City Leadership Sustains Afterschool Programs

afterschool programs need civic leadership to improve quality, access and funding support to make them sustainable.

Afterschool programs that help kids make educational strides and better decisions need the support of civic leaders to make them sustainable.

It’s back to school and the National League of Cities (NLC) wants to inspire municipal leaders in how effective they can be in improving the quality of and access to afterschool programs.

Why afterschool programs are important.

Infographic: Afterschoolalliance.org

These programs, usually taking place between 3 PM and 6 PM weekdays, help school age children develop strong social skills, make better decisions, increase their excitement for learning and make strides in reading and math, according to Afterschoolalliance.org.
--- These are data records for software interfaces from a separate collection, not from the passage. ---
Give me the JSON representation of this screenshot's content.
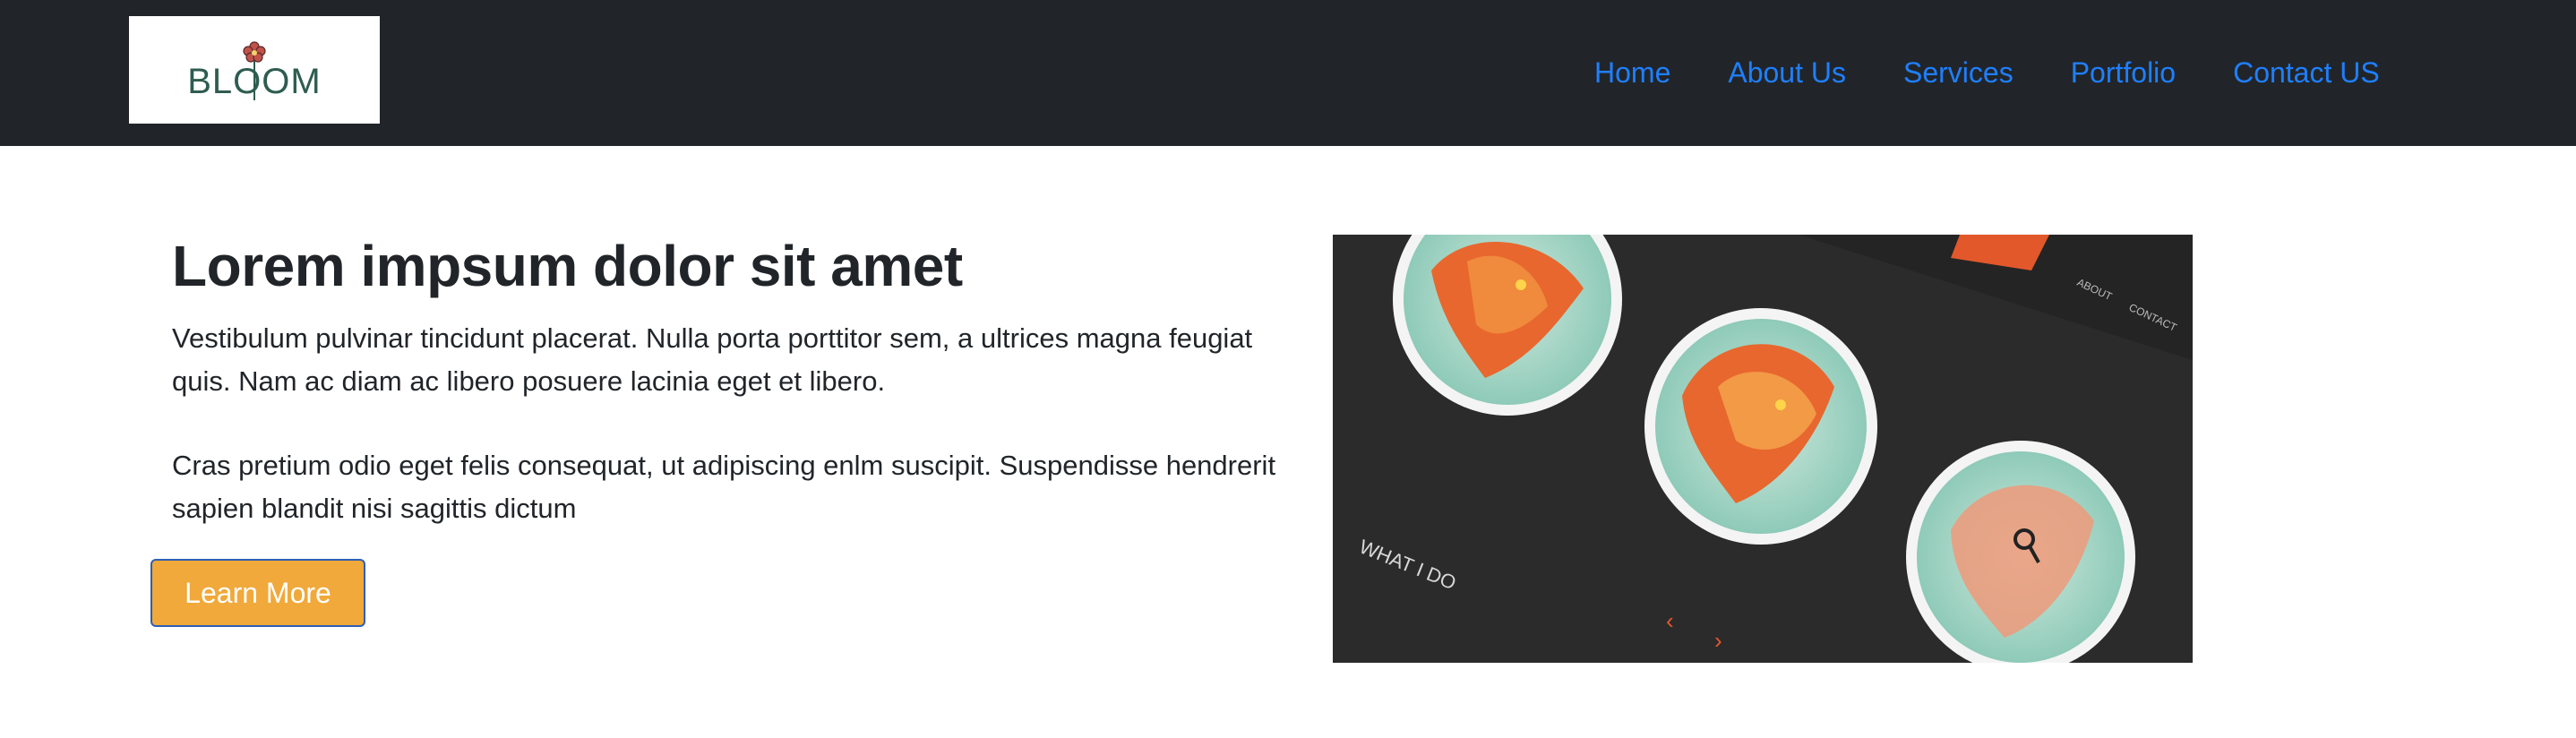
{
  "logo": {
    "text": "BLOOM",
    "icon": "flower-icon"
  },
  "nav": {
    "items": [
      {
        "label": "Home"
      },
      {
        "label": "About Us"
      },
      {
        "label": "Services"
      },
      {
        "label": "Portfolio"
      },
      {
        "label": "Contact US"
      }
    ]
  },
  "hero": {
    "title": "Lorem impsum dolor sit amet",
    "paragraph1": "Vestibulum pulvinar tincidunt placerat. Nulla porta porttitor sem, a ultrices magna feugiat quis. Nam ac diam ac libero posuere lacinia eget et libero.",
    "paragraph2": "Cras pretium odio eget felis consequat, ut adipiscing enlm suscipit. Suspendisse hendrerit sapien blandit nisi sagittis dictum",
    "button_label": "Learn More"
  },
  "image": {
    "caption": "WHAT I DO",
    "corner_labels": [
      "ABOUT",
      "CONTACT"
    ],
    "subject": "dragon-illustration-plates"
  },
  "colors": {
    "navbar_bg": "#212529",
    "link": "#1f7fff",
    "button_bg": "#f0a93a",
    "button_border": "#2f5fb3",
    "logo_green": "#2e5c50"
  }
}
Civic leaders are in position to establish new partnerships within their cities and towns and help leverage local investment in afterschool programs.

In its report, Municipal Leadership for Afterschool, NLC found that the cities that made fundamental shifts in their approaches to afterschool programming toward better coordination had concrete gains in academic outcomes and public safety. The report features detailed best practices profiles of 27 cities from Rochester, N.Y., to Tampa, Fla., from Philadelphia, Pa., to Oakland, Calif., and from Fort Worth, Texas, to Portland, Ore., and every region in between.

Mayors and city councils that link isolated programs, bring stakeholders together to advance unified strategies and improve the quality of afterschool programs are better able to attract afterschool funding and other resources at the state level.

NLC has been reserarching the work of civic leaders that prioritize afterschool programs since 2000 and also showcases city best practices at joint statewide municipal summits.

These statewide municipal summits are an exciting vehicle to convene city leaders to learn about the importance and demand for afterschool programs, and what local officials can do to ensure access. Our cities depend upon the success of our youth, and we must do all we can to support them,” said Melodee Colbert-Kean, NLC president and Joplin, Mo., council member.

In June, Kansas City. Mo., Mayor Sly James and Mayor Peggy Dunn of Leawood, Kan., hosted the states first afterschool programs and expanded learning summit in Missouri’s largest city.

As leaders in our communities, our support of these programs is critical for our youth’s educational success,” said Mayor James in a prepared statement.

Massachusetts had its afterschool programs summit in May. The Florida afterschool programs summit will take place in October, and other states are planning their statewide afterschool programs summits.

Read more about the municipal summits on the NLC’s blog.

Learn more and download the Municipal Leadership for Afterschool report on NLC’s website.

About the author

Andrea Fox

Andrea Fox

Andrea Fox is Editor of EfficientGov.com and Senior Editor at Praetorian Digital. She is based in Massachusetts.